■ **WHAT THE TASK ASKS**: State how many lines in the listing contain the string "kind", and add nothing to that number.

★ ★ ★ ★

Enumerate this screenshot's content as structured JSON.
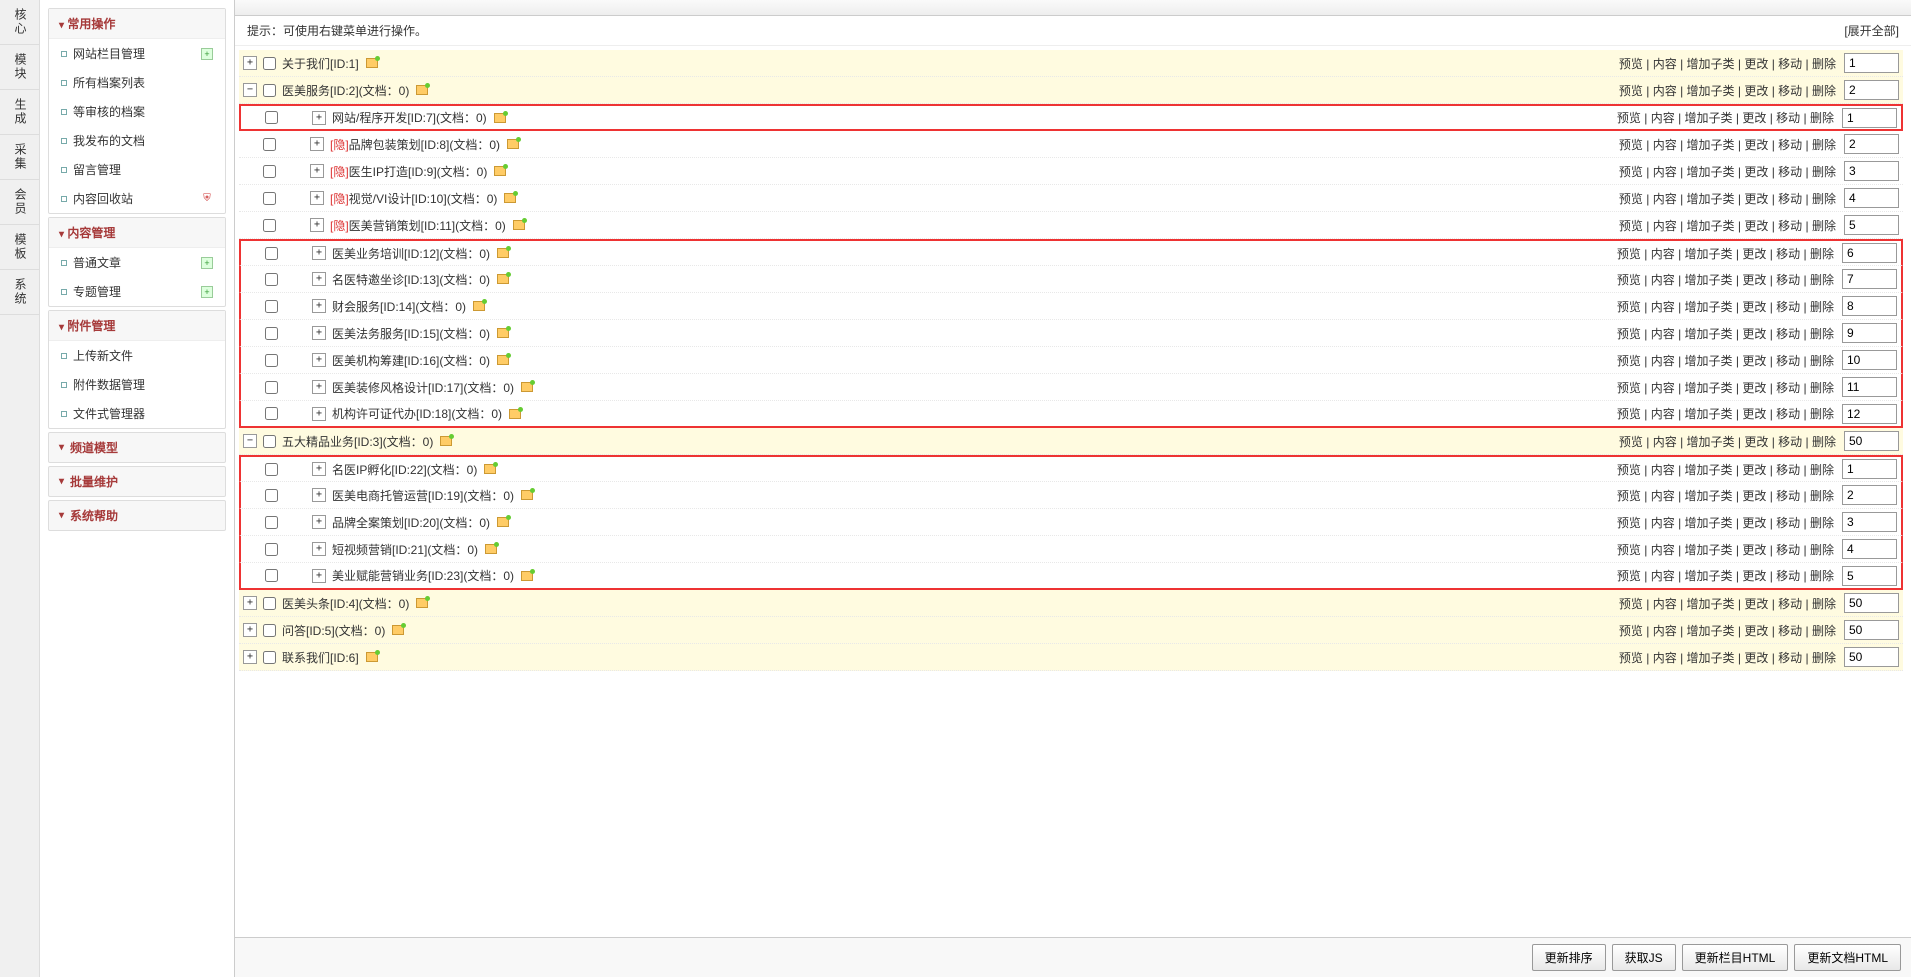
{
  "sidebar_tabs": [
    "核心",
    "模块",
    "生成",
    "采集",
    "会员",
    "模板",
    "系统"
  ],
  "menu": {
    "common": {
      "title": "常用操作",
      "items": [
        {
          "label": "网站栏目管理",
          "add": true
        },
        {
          "label": "所有档案列表"
        },
        {
          "label": "等审核的档案"
        },
        {
          "label": "我发布的文档"
        },
        {
          "label": "留言管理"
        },
        {
          "label": "内容回收站",
          "shield": true
        }
      ]
    },
    "content": {
      "title": "内容管理",
      "items": [
        {
          "label": "普通文章",
          "add": true
        },
        {
          "label": "专题管理",
          "add": true
        }
      ]
    },
    "attach": {
      "title": "附件管理",
      "items": [
        {
          "label": "上传新文件"
        },
        {
          "label": "附件数据管理"
        },
        {
          "label": "文件式管理器"
        }
      ]
    },
    "stubs": [
      "频道模型",
      "批量维护",
      "系统帮助"
    ]
  },
  "hint": "提示：可使用右键菜单进行操作。",
  "expand_all": "[展开全部]",
  "actions": [
    "预览",
    "内容",
    "增加子类",
    "更改",
    "移动",
    "删除"
  ],
  "rows": [
    {
      "exp": "+",
      "chk": true,
      "indent": 0,
      "label": "关于我们[ID:1]",
      "order": "1",
      "hl": true
    },
    {
      "exp": "-",
      "chk": true,
      "indent": 0,
      "label": "医美服务[ID:2](文档：0)",
      "order": "2",
      "hl": true
    },
    {
      "chk": true,
      "exp2": "+",
      "indent": 28,
      "label": "网站/程序开发[ID:7](文档：0)",
      "order": "1",
      "box": "single"
    },
    {
      "chk": true,
      "exp2": "+",
      "indent": 28,
      "hidden": true,
      "label": "品牌包装策划[ID:8](文档：0)",
      "order": "2"
    },
    {
      "chk": true,
      "exp2": "+",
      "indent": 28,
      "hidden": true,
      "label": "医生IP打造[ID:9](文档：0)",
      "order": "3"
    },
    {
      "chk": true,
      "exp2": "+",
      "indent": 28,
      "hidden": true,
      "label": "视觉/VI设计[ID:10](文档：0)",
      "order": "4"
    },
    {
      "chk": true,
      "exp2": "+",
      "indent": 28,
      "hidden": true,
      "label": "医美营销策划[ID:11](文档：0)",
      "order": "5"
    },
    {
      "chk": true,
      "exp2": "+",
      "indent": 28,
      "label": "医美业务培训[ID:12](文档：0)",
      "order": "6",
      "box": "top"
    },
    {
      "chk": true,
      "exp2": "+",
      "indent": 28,
      "label": "名医特邀坐诊[ID:13](文档：0)",
      "order": "7",
      "box": "mid"
    },
    {
      "chk": true,
      "exp2": "+",
      "indent": 28,
      "label": "财会服务[ID:14](文档：0)",
      "order": "8",
      "box": "mid"
    },
    {
      "chk": true,
      "exp2": "+",
      "indent": 28,
      "label": "医美法务服务[ID:15](文档：0)",
      "order": "9",
      "box": "mid"
    },
    {
      "chk": true,
      "exp2": "+",
      "indent": 28,
      "label": "医美机构筹建[ID:16](文档：0)",
      "order": "10",
      "box": "mid"
    },
    {
      "chk": true,
      "exp2": "+",
      "indent": 28,
      "label": "医美装修风格设计[ID:17](文档：0)",
      "order": "11",
      "box": "mid"
    },
    {
      "chk": true,
      "exp2": "+",
      "indent": 28,
      "label": "机构许可证代办[ID:18](文档：0)",
      "order": "12",
      "box": "bot"
    },
    {
      "exp": "-",
      "chk": true,
      "indent": 0,
      "label": "五大精品业务[ID:3](文档：0)",
      "order": "50",
      "hl": true
    },
    {
      "chk": true,
      "exp2": "+",
      "indent": 28,
      "label": "名医IP孵化[ID:22](文档：0)",
      "order": "1",
      "box": "top"
    },
    {
      "chk": true,
      "exp2": "+",
      "indent": 28,
      "label": "医美电商托管运营[ID:19](文档：0)",
      "order": "2",
      "box": "mid"
    },
    {
      "chk": true,
      "exp2": "+",
      "indent": 28,
      "label": "品牌全案策划[ID:20](文档：0)",
      "order": "3",
      "box": "mid"
    },
    {
      "chk": true,
      "exp2": "+",
      "indent": 28,
      "label": "短视频营销[ID:21](文档：0)",
      "order": "4",
      "box": "mid"
    },
    {
      "chk": true,
      "exp2": "+",
      "indent": 28,
      "label": "美业赋能营销业务[ID:23](文档：0)",
      "order": "5",
      "box": "bot"
    },
    {
      "exp": "+",
      "chk": true,
      "indent": 0,
      "label": "医美头条[ID:4](文档：0)",
      "order": "50",
      "hl": true
    },
    {
      "exp": "+",
      "chk": true,
      "indent": 0,
      "label": "问答[ID:5](文档：0)",
      "order": "50",
      "hl": true
    },
    {
      "exp": "+",
      "chk": true,
      "indent": 0,
      "label": "联系我们[ID:6]",
      "order": "50",
      "hl": true
    }
  ],
  "hidden_prefix": "[隐]",
  "footer_buttons": [
    "更新排序",
    "获取JS",
    "更新栏目HTML",
    "更新文档HTML"
  ]
}
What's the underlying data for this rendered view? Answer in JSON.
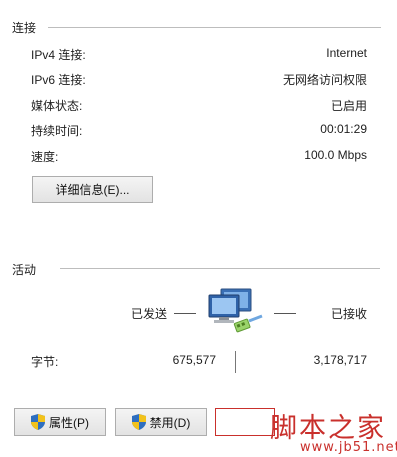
{
  "connection": {
    "title": "连接",
    "rows": [
      {
        "label": "IPv4 连接:",
        "value": "Internet"
      },
      {
        "label": "IPv6 连接:",
        "value": "无网络访问权限"
      },
      {
        "label": "媒体状态:",
        "value": "已启用"
      },
      {
        "label": "持续时间:",
        "value": "00:01:29"
      },
      {
        "label": "速度:",
        "value": "100.0 Mbps"
      }
    ],
    "details_button": "详细信息(E)..."
  },
  "activity": {
    "title": "活动",
    "sent_label": "已发送",
    "received_label": "已接收",
    "bytes_label": "字节:",
    "bytes_sent": "675,577",
    "bytes_received": "3,178,717"
  },
  "buttons": {
    "properties": "属性(P)",
    "disable": "禁用(D)"
  },
  "watermark": {
    "text": "脚本之家",
    "url": "www.jb51.net"
  },
  "colors": {
    "watermark": "#c9302c",
    "separator": "#bdbdbd"
  },
  "icons": {
    "network": "network-computers-icon",
    "shield": "uac-shield-icon"
  }
}
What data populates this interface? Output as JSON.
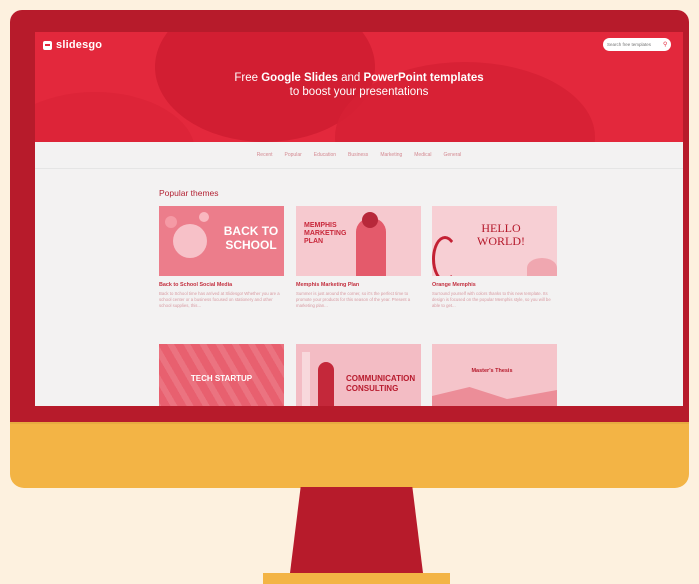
{
  "site": {
    "logo": "slidesgo",
    "search_placeholder": "Search free templates",
    "hero_line1_a": "Free ",
    "hero_line1_b": "Google Slides",
    "hero_line1_c": " and ",
    "hero_line1_d": "PowerPoint templates",
    "hero_line2": "to boost your presentations"
  },
  "nav": [
    "Recent",
    "Popular",
    "Education",
    "Business",
    "Marketing",
    "Medical",
    "General"
  ],
  "section_title": "Popular themes",
  "cards": [
    {
      "title": "Back to School Social Media",
      "desc": "Back to School time has arrived at Slidesgo! Whether you are a school center or a business focused on stationery and other school supplies, this...",
      "thumb_line1": "BACK TO",
      "thumb_line2": "SCHOOL"
    },
    {
      "title": "Memphis Marketing Plan",
      "desc": "Summer is just around the corner, so it's the perfect time to promote your products for this season of the year. Present a marketing plan...",
      "thumb_line1": "MEMPHIS",
      "thumb_line2": "MARKETING",
      "thumb_line3": "PLAN"
    },
    {
      "title": "Orange Memphis",
      "desc": "Surround yourself with colors thanks to this new template. Its design is focused on the popular Memphis style, so you will be able to get...",
      "thumb_line1": "HELLO",
      "thumb_line2": "WORLD!"
    },
    {
      "thumb_line1": "TECH STARTUP"
    },
    {
      "thumb_line1": "COMMUNICATION",
      "thumb_line2": "CONSULTING"
    },
    {
      "thumb_line1": "Master's Thesis"
    }
  ],
  "colors": {
    "bezel": "#b71b2b",
    "chin": "#f3b445",
    "background": "#fdf1df",
    "hero": "#e3283c"
  }
}
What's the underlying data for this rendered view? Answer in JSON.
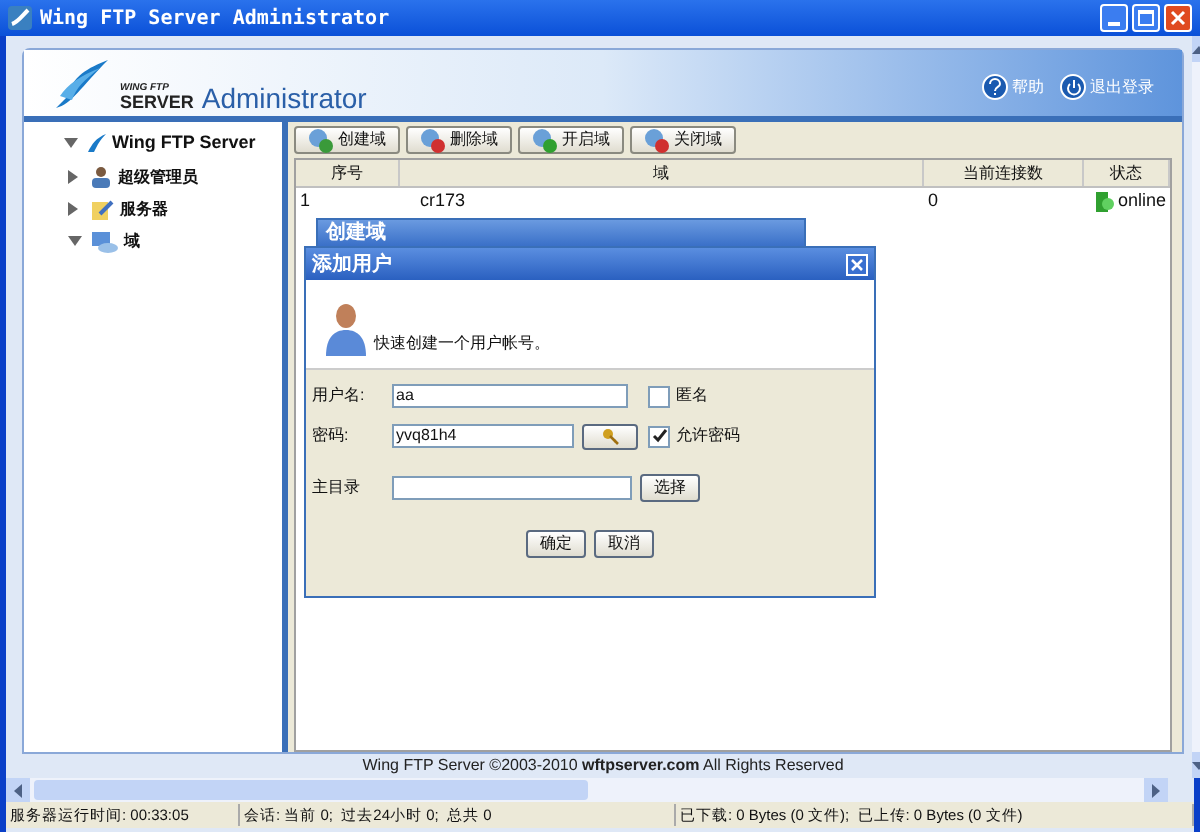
{
  "window": {
    "title": "Wing FTP Server Administrator"
  },
  "header": {
    "logo_small": "WING FTP",
    "logo_big": "SERVER",
    "product": "Administrator",
    "links": [
      {
        "label": "帮助",
        "kind": "help"
      },
      {
        "label": "退出登录",
        "kind": "logout"
      }
    ]
  },
  "tree": {
    "label": "Wing FTP Server",
    "expanded": true,
    "children": [
      {
        "label": "超级管理员",
        "expanded": false,
        "kind": "admin"
      },
      {
        "label": "服务器",
        "expanded": false,
        "kind": "server"
      },
      {
        "label": "域",
        "expanded": true,
        "kind": "domain"
      }
    ]
  },
  "toolbar": [
    {
      "label": "创建域",
      "kind": "create"
    },
    {
      "label": "删除域",
      "kind": "delete"
    },
    {
      "label": "开启域",
      "kind": "start"
    },
    {
      "label": "关闭域",
      "kind": "stop"
    }
  ],
  "table": {
    "columns": [
      "序号",
      "域",
      "当前连接数",
      "状态"
    ],
    "rows": [
      {
        "cells": [
          "1",
          "cr173",
          "0",
          "online"
        ],
        "online": true
      }
    ]
  },
  "back_dialog": {
    "title": "创建域"
  },
  "dialog": {
    "title": "添加用户",
    "intro": "快速创建一个用户帐号。",
    "username": {
      "label": "用户名:",
      "value": "aa"
    },
    "anonymous": {
      "label": "匿名",
      "checked": false
    },
    "password": {
      "label": "密码:",
      "value": "yvq81h4"
    },
    "allow_password": {
      "label": "允许密码",
      "checked": true
    },
    "home": {
      "label": "主目录",
      "button": "选择"
    },
    "buttons": [
      "确定",
      "取消"
    ]
  },
  "footer": {
    "prefix": "Wing FTP Server ©2003-2010 ",
    "site": "wftpserver.com",
    "suffix": " All Rights Reserved"
  },
  "status_bar": [
    "服务器运行时间: 00:33:05",
    "会话: 当前 0;  过去24小时 0;  总共 0",
    "已下载: 0 Bytes (0 文件);  已上传: 0 Bytes (0 文件)"
  ]
}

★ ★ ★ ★

■ **RESULT FOR THIS TASK**: 9